At Hammer to Nail, which is in the process of sketching out a “2.0” version of the site under new editor Don L. Lewis, Lauren Wissot weighs in on “Conflict of Interest in the Digital Age,” using the example of Roger Ebert’s public friendship with Werner Herzog as a test case:
Unlike the old guard, represented by Richard Corliss in Steve James’s lovely cinematic tribute, Ebert had no qualms dispensing with the critic’s illusion of objectivity, going so far as to even review “Encounters at the End of the World,” a doc dedicated to him by his good friend Werner Herzog. (“I will review it because I love great films and must share my enthusiasm,” Ebert wrote in an open letter to Herzog.)
Corliss, in contrast, pretty much states in “Life Itself” that he wants nothing to do with the filmmakers whose films he writes about. I assume this is out of a sense of cinematic purity, to keep things as objective as possible in a highly subjective profession. Which strikes me as fairly ridiculous, especially since COI has been going on in the arts for far longer than Siskel and Ebert have been household names….
Corliss may have qualms, but I personally see nothing wrong with this setup — provided there’s transparency (such as the disclosure Ebert made in his “Dear Werner” letter). Indeed, we’re now firmly in the digital age, a time when the bottom has fallen out of film journalism and a huge swath of critics have diversified into other film related, and potential COI, areas. Let’s be honest. Many critics are filmmakers themselves, programmers, educators and more, often rubbing shoulders with those whose work they may end up writing about.
We’re all hip to the idea that objectivity is a chimera, especially in the entire art of criticism: Anything beyond plot synopsis and running time represents a subjective judgement. But if objectivity — or, as it might better be put, even-handedness — is an unattainable goal, that doesn’t mean it’s not worth striving for, and I’m a little dismayed by the apparently blitheness with which Wissot chucks the whole notion out the window. I can say that, you see, because Lauren Wissot and I are not friends; to the best of my knowledge, we’ve never even met. (If we have, then Dearest Lauren, you have my apologies.) It’s true that when traversing the terrain of contemporary film culture, where all but a tiny handful of critics have morphed into all-purpose “film writers” (myself very much among them) one is apt to get one’s feet muddy. As Nick Pinkerton, who is, in fact, a friend of mine — see how complicated this gets? — wrote in Film Comment:

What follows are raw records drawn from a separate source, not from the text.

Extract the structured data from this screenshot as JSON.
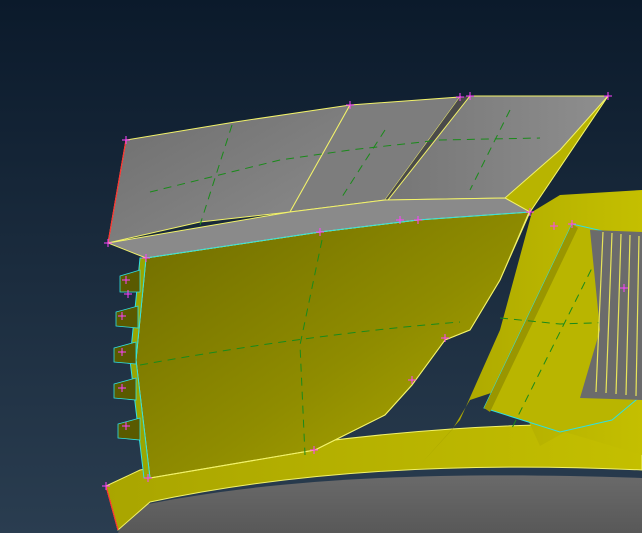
{
  "viewport": {
    "background_top": "#0b1a2b",
    "background_bottom": "#2a3d50",
    "colors": {
      "shell_yellow": "#b8b400",
      "shell_dark_yellow": "#7c7a00",
      "shell_grey": "#7f7f7f",
      "shell_light_grey": "#9a9a9a",
      "edge_yellow": "#f2f26a",
      "edge_red": "#ff3030",
      "edge_cyan": "#30e0e0",
      "edge_green_dashed": "#1a8a1a",
      "node_marker": "#ff40ff"
    }
  }
}
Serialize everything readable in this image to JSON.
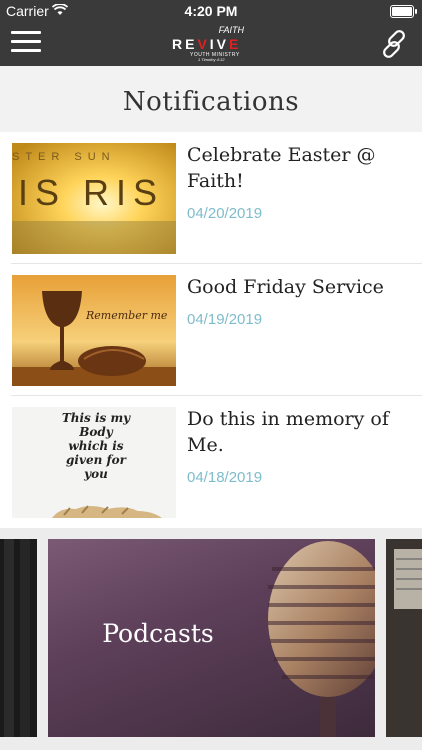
{
  "status_bar": {
    "carrier": "Carrier",
    "time": "4:20 PM"
  },
  "nav": {
    "logo": {
      "line1": "FAITH",
      "line2_a": "RE",
      "line2_b": "V",
      "line2_c": "IV",
      "line2_d": "E",
      "sub": "YOUTH MINISTRY",
      "verse": "1 Timothy 4:12"
    }
  },
  "page": {
    "title": "Notifications"
  },
  "notifications": [
    {
      "title": "Celebrate Easter @ Faith!",
      "date": "04/20/2019",
      "image_text": [
        "STER SUN",
        "IS RIS"
      ]
    },
    {
      "title": "Good Friday Service",
      "date": "04/19/2019",
      "image_text": [
        "Remember me"
      ]
    },
    {
      "title": "Do this in memory of Me.",
      "date": "04/18/2019",
      "image_text": [
        "This is my Body which is given for you"
      ]
    }
  ],
  "carousel": {
    "cards": [
      {
        "label": ""
      },
      {
        "label": "Podcasts"
      },
      {
        "label": ""
      }
    ]
  }
}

Unless you are an independently wealthy individual working as sole editor and contributor to your own publication, à la Karl Kraus’s Die Fackel, and are capable therefore of staying out of the fray entirely, it’s unavoidable that such conflicts will arise, and anyone who claims to be entirely immune to them is most likely a grandstanding fibber. (I saw you scarfing those canapés at the “Squid and the Whale” party in 2005, Armond!) Critics work as programmers, and vice-versa. Critics make films, and filmmakers act as critics — even if, via a site like Talkhouse, only for a day. (Surely the oddest fantasy camp ever created, this.) The middle-sized festival circuit is a cut-rate permanent paid vacation for the footloose film journo, who’ll find something nice to say about the experience if they’re expecting a return invite. Payola rules everything around me! In most cases, we can only rely on the conscience of the individuals in question to either provide the requisite (usually very boring) “full disclosure” side note, or to recuse themselves from writing entirely when anything approaching objectivity is unachievable
Nick — I can call him that because we’re pals — draws a distinction not between objective writers and compromised ones, but between critics and fans: “Where fandom cheerily accepts, criticism is suspicious.” The issue isn’t, as Wissot puts it, “rubbing shoulders” with filmmakers, or even sharing the occasional drink; critics, possessed as they are of only the faintest slip of a conscience, are perfectly capable of downing a civil pint or two with a director at a film festival and then scurrying back to their hotel rooms to dash off a vicious paragraph or two about her or his new film. But there’s a point beyond which the mere invocation of “disclosure” is not a sufficient hex against impropriety.
In an era where “friend” is a verb, it’s easy to assume that everyone knows everyone — or, more to the point, to assume that your readers assume it, making any further disclosure redundant. But as a reader, there are cases where I’d feed betrayed, or at least unpleasantly surprised, to learn that, say, the writer of a glowing review and the director of the film in question were on especially friendly terms. Fortunately, there are many ways to write about movies that aren’t traditional reviews, ones where objectivity or the pretense thereof isn’t even a factor. If you’re writing about a friend’s movie, you might as well write about the friend, using your unique insights into who she is rather than pretending you don’t know him from Adam. All this concern about objectivity is pretty one-sided, anyway: You rarely hear filmmakers complain that critics are too sympathetic to their point of view.